This is not the first time that plans to return refugees to Somalia have been discussed. In November 2013, a tripartite agreement was signed between the Governments of Kenya and Somalia, and UNHCR, setting out a framework for the voluntary return of refugees to Somalia. The pilot phase began in December 2014.For refugee returns to be lawful, they must be genuinely voluntary – without undue pressure and with returnees’ safety and dignity guaranteed.

What the Kenyan government faces is a slow process in the voluntary return of the refugees and continued attack on its citizens by Al-Shabaab, which a report says has some sympathisers among Somali refugees in Daadab. It thus becomes inevitably difficult for any reasonable man to distinguish between a once innocent refugee seeking asylum and the converted Al-Shabaab sympathiser in the same camp, targeting the citizens of the host country.
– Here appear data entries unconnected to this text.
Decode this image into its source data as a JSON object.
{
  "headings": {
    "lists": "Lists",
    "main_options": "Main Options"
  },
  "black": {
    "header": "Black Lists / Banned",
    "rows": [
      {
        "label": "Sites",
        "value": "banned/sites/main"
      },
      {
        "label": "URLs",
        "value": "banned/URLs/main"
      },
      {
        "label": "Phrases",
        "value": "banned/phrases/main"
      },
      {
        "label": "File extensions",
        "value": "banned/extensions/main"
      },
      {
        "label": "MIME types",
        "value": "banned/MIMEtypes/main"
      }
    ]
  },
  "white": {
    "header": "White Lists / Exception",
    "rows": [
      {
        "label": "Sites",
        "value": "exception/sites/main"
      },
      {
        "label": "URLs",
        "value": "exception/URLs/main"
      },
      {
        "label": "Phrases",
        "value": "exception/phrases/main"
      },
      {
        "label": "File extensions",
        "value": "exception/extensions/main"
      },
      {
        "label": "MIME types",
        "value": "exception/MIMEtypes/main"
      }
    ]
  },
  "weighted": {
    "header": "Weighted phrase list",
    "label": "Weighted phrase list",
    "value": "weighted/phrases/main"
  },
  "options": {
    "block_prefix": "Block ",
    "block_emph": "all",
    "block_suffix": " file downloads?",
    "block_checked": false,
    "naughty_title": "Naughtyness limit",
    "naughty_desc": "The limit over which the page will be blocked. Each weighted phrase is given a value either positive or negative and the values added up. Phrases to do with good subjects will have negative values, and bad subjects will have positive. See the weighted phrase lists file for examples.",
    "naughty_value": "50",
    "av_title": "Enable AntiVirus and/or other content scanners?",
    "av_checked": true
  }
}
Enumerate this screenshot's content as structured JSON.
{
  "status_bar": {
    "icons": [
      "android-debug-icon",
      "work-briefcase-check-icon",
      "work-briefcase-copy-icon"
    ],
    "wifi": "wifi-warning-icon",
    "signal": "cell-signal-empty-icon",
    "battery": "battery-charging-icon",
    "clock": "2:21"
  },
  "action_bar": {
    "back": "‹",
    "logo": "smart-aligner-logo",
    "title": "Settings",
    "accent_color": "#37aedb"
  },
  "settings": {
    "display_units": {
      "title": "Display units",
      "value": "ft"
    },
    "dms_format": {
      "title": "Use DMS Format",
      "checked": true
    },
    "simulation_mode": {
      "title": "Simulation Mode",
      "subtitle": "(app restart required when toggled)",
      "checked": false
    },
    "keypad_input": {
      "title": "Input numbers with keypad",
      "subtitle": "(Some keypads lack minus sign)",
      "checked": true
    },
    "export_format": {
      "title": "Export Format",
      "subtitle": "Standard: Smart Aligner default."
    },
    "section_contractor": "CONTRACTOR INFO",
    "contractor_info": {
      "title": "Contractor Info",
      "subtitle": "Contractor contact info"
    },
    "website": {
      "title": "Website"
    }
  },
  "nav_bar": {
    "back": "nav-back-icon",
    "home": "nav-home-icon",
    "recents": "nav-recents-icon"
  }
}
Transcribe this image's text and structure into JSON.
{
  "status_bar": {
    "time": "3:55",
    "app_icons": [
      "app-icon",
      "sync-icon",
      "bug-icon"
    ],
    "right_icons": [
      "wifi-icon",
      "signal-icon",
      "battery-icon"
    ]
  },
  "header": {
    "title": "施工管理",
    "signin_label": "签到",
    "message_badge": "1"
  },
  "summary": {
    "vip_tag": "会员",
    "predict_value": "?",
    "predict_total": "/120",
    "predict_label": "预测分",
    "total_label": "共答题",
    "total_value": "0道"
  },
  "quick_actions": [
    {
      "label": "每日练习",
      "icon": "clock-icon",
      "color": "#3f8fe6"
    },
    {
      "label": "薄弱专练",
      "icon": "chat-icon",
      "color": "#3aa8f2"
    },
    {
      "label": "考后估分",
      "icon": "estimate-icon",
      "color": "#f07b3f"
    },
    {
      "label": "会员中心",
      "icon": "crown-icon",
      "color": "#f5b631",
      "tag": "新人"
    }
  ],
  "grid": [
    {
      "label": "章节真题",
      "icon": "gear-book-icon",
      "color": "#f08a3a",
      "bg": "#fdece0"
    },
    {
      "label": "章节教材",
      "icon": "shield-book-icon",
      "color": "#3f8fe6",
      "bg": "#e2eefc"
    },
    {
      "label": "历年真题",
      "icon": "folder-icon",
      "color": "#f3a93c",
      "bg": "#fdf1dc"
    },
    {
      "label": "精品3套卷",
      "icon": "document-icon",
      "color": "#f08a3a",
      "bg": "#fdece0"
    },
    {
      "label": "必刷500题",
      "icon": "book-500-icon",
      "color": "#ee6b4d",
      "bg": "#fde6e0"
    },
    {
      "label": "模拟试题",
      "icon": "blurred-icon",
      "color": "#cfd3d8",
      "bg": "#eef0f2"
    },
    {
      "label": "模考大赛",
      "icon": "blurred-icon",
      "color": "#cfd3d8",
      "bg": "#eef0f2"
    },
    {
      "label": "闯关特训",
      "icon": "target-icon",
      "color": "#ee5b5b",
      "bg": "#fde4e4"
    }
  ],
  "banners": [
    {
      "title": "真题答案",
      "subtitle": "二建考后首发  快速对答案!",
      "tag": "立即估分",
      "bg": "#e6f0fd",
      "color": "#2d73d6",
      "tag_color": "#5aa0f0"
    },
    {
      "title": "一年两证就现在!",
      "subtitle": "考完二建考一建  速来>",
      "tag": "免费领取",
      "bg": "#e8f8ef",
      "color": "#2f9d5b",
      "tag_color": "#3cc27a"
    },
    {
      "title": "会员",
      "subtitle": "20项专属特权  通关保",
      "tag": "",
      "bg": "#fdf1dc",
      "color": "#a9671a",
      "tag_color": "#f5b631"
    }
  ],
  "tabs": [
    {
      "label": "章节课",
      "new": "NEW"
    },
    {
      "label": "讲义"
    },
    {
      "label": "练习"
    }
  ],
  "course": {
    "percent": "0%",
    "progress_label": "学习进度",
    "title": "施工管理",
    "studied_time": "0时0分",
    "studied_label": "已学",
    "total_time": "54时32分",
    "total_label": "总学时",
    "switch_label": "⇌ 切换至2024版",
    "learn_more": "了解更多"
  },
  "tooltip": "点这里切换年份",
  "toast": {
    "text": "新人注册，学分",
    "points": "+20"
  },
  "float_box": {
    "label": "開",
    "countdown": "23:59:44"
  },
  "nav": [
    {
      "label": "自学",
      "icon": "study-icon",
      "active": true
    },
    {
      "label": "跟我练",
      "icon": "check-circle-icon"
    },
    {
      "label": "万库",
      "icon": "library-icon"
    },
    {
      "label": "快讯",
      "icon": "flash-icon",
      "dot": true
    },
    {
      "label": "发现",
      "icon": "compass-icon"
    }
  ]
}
These are just a few examples of collective government struggles to protect refugees.  But the United Nations,  as well as the United States and other western governments, have further failed refugees across Africa and other parts of the world by allowing them to be warehoused in camps for 10, 20, 30 or more years without such basic human rights as freedom of movement, protection from violence, and ability to support their families. Before Kenya is condemned in the eyes of the international community, recognition of the difficulties it faces today has to be addressed, for it’s a government’s duty to provide security – both internal and along its territorial boundaries – to its citizen as a first priority.

photo credit: IMG_0445_JPG via photopin (license)

………………………………………………………………………………………………………

About me: I am a law student with a passion for writing and youth advocacy. I observe people, nature, the environment and daily life and am enthusiastic about sharing them on pen and paper.

I am an open-minded individual who acknowledges the diversity of the world’s population. Sometimes I am awed by how life plays out, but in writing I make the story as I want it. My hobbies are swimming and indoor games.

…………………………………………………………………………………………………………………

Opinions expressed in this article are those of the author and do not necessarily represent the views of the Commonwealth Youth Programme. Articles are published in a spirit of dialogue, respect and understanding. If you disagree, why not submit a response?

To learn more about becoming a Commonwealth Correspondent please visit: http://www.yourcommonwealth.org/submit-articles/commonwealthcorrespondents/

…………………………………………………………………………………………………………………

 

 

Comments

comments

Powered by Facebook Comments